[Opening Records section]

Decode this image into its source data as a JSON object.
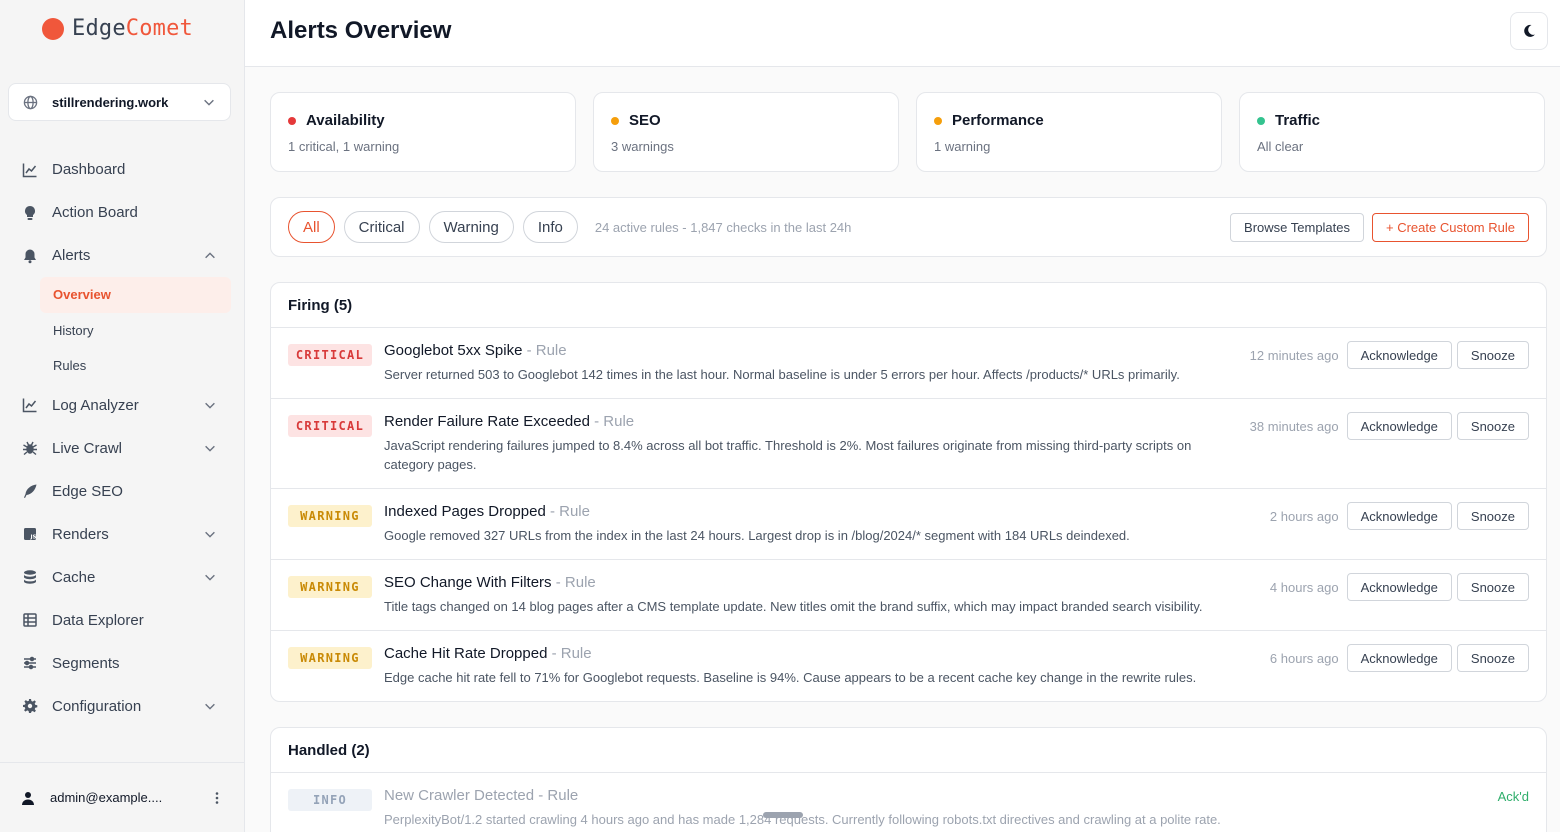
{
  "app": {
    "logo_part1": "Edge",
    "logo_part2": "Comet"
  },
  "site_selector": {
    "value": "stillrendering.work"
  },
  "nav": {
    "dashboard": "Dashboard",
    "action_board": "Action Board",
    "alerts": "Alerts",
    "alerts_sub": {
      "overview": "Overview",
      "history": "History",
      "rules": "Rules"
    },
    "log_analyzer": "Log Analyzer",
    "live_crawl": "Live Crawl",
    "edge_seo": "Edge SEO",
    "renders": "Renders",
    "cache": "Cache",
    "data_explorer": "Data Explorer",
    "segments": "Segments",
    "configuration": "Configuration"
  },
  "user": {
    "email": "admin@example...."
  },
  "header": {
    "title": "Alerts Overview"
  },
  "summary_cards": [
    {
      "title": "Availability",
      "sub": "1 critical, 1 warning",
      "color": "#e5393a"
    },
    {
      "title": "SEO",
      "sub": "3 warnings",
      "color": "#f59e0b"
    },
    {
      "title": "Performance",
      "sub": "1 warning",
      "color": "#f59e0b"
    },
    {
      "title": "Traffic",
      "sub": "All clear",
      "color": "#34c38f"
    }
  ],
  "filters": {
    "chips": [
      "All",
      "Critical",
      "Warning",
      "Info"
    ],
    "note": "24 active rules - 1,847 checks in the last 24h",
    "browse_label": "Browse Templates",
    "create_label": "+ Create Custom Rule"
  },
  "firing": {
    "title": "Firing (5)",
    "acknowledge_label": "Acknowledge",
    "snooze_label": "Snooze",
    "alerts": [
      {
        "severity": "CRITICAL",
        "title": "Googlebot 5xx Spike",
        "rule": "- Rule",
        "desc": "Server returned 503 to Googlebot 142 times in the last hour. Normal baseline is under 5 errors per hour. Affects /products/* URLs primarily.",
        "time": "12 minutes ago"
      },
      {
        "severity": "CRITICAL",
        "title": "Render Failure Rate Exceeded",
        "rule": "- Rule",
        "desc": "JavaScript rendering failures jumped to 8.4% across all bot traffic. Threshold is 2%. Most failures originate from missing third-party scripts on category pages.",
        "time": "38 minutes ago"
      },
      {
        "severity": "WARNING",
        "title": "Indexed Pages Dropped",
        "rule": "- Rule",
        "desc": "Google removed 327 URLs from the index in the last 24 hours. Largest drop is in /blog/2024/* segment with 184 URLs deindexed.",
        "time": "2 hours ago"
      },
      {
        "severity": "WARNING",
        "title": "SEO Change With Filters",
        "rule": "- Rule",
        "desc": "Title tags changed on 14 blog pages after a CMS template update. New titles omit the brand suffix, which may impact branded search visibility.",
        "time": "4 hours ago"
      },
      {
        "severity": "WARNING",
        "title": "Cache Hit Rate Dropped",
        "rule": "- Rule",
        "desc": "Edge cache hit rate fell to 71% for Googlebot requests. Baseline is 94%. Cause appears to be a recent cache key change in the rewrite rules.",
        "time": "6 hours ago"
      }
    ]
  },
  "handled": {
    "title": "Handled (2)",
    "alerts": [
      {
        "severity": "INFO",
        "title": "New Crawler Detected",
        "rule": "- Rule",
        "desc": "PerplexityBot/1.2 started crawling 4 hours ago and has made 1,284 requests. Currently following robots.txt directives and crawling at a polite rate.",
        "status": "Ack'd"
      }
    ]
  }
}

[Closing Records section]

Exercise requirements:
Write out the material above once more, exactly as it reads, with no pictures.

Answer to this task:
Decode this image into its source data as a JSON object.
{
  "app": {
    "logo_part1": "Edge",
    "logo_part2": "Comet"
  },
  "site_selector": {
    "value": "stillrendering.work"
  },
  "nav": {
    "dashboard": "Dashboard",
    "action_board": "Action Board",
    "alerts": "Alerts",
    "alerts_sub": {
      "overview": "Overview",
      "history": "History",
      "rules": "Rules"
    },
    "log_analyzer": "Log Analyzer",
    "live_crawl": "Live Crawl",
    "edge_seo": "Edge SEO",
    "renders": "Renders",
    "cache": "Cache",
    "data_explorer": "Data Explorer",
    "segments": "Segments",
    "configuration": "Configuration"
  },
  "user": {
    "email": "admin@example...."
  },
  "header": {
    "title": "Alerts Overview"
  },
  "summary_cards": [
    {
      "title": "Availability",
      "sub": "1 critical, 1 warning",
      "color": "#e5393a"
    },
    {
      "title": "SEO",
      "sub": "3 warnings",
      "color": "#f59e0b"
    },
    {
      "title": "Performance",
      "sub": "1 warning",
      "color": "#f59e0b"
    },
    {
      "title": "Traffic",
      "sub": "All clear",
      "color": "#34c38f"
    }
  ],
  "filters": {
    "chips": [
      "All",
      "Critical",
      "Warning",
      "Info"
    ],
    "note": "24 active rules - 1,847 checks in the last 24h",
    "browse_label": "Browse Templates",
    "create_label": "+ Create Custom Rule"
  },
  "firing": {
    "title": "Firing (5)",
    "acknowledge_label": "Acknowledge",
    "snooze_label": "Snooze",
    "alerts": [
      {
        "severity": "CRITICAL",
        "title": "Googlebot 5xx Spike",
        "rule": "- Rule",
        "desc": "Server returned 503 to Googlebot 142 times in the last hour. Normal baseline is under 5 errors per hour. Affects /products/* URLs primarily.",
        "time": "12 minutes ago"
      },
      {
        "severity": "CRITICAL",
        "title": "Render Failure Rate Exceeded",
        "rule": "- Rule",
        "desc": "JavaScript rendering failures jumped to 8.4% across all bot traffic. Threshold is 2%. Most failures originate from missing third-party scripts on category pages.",
        "time": "38 minutes ago"
      },
      {
        "severity": "WARNING",
        "title": "Indexed Pages Dropped",
        "rule": "- Rule",
        "desc": "Google removed 327 URLs from the index in the last 24 hours. Largest drop is in /blog/2024/* segment with 184 URLs deindexed.",
        "time": "2 hours ago"
      },
      {
        "severity": "WARNING",
        "title": "SEO Change With Filters",
        "rule": "- Rule",
        "desc": "Title tags changed on 14 blog pages after a CMS template update. New titles omit the brand suffix, which may impact branded search visibility.",
        "time": "4 hours ago"
      },
      {
        "severity": "WARNING",
        "title": "Cache Hit Rate Dropped",
        "rule": "- Rule",
        "desc": "Edge cache hit rate fell to 71% for Googlebot requests. Baseline is 94%. Cause appears to be a recent cache key change in the rewrite rules.",
        "time": "6 hours ago"
      }
    ]
  },
  "handled": {
    "title": "Handled (2)",
    "alerts": [
      {
        "severity": "INFO",
        "title": "New Crawler Detected",
        "rule": "- Rule",
        "desc": "PerplexityBot/1.2 started crawling 4 hours ago and has made 1,284 requests. Currently following robots.txt directives and crawling at a polite rate.",
        "status": "Ack'd"
      }
    ]
  }
}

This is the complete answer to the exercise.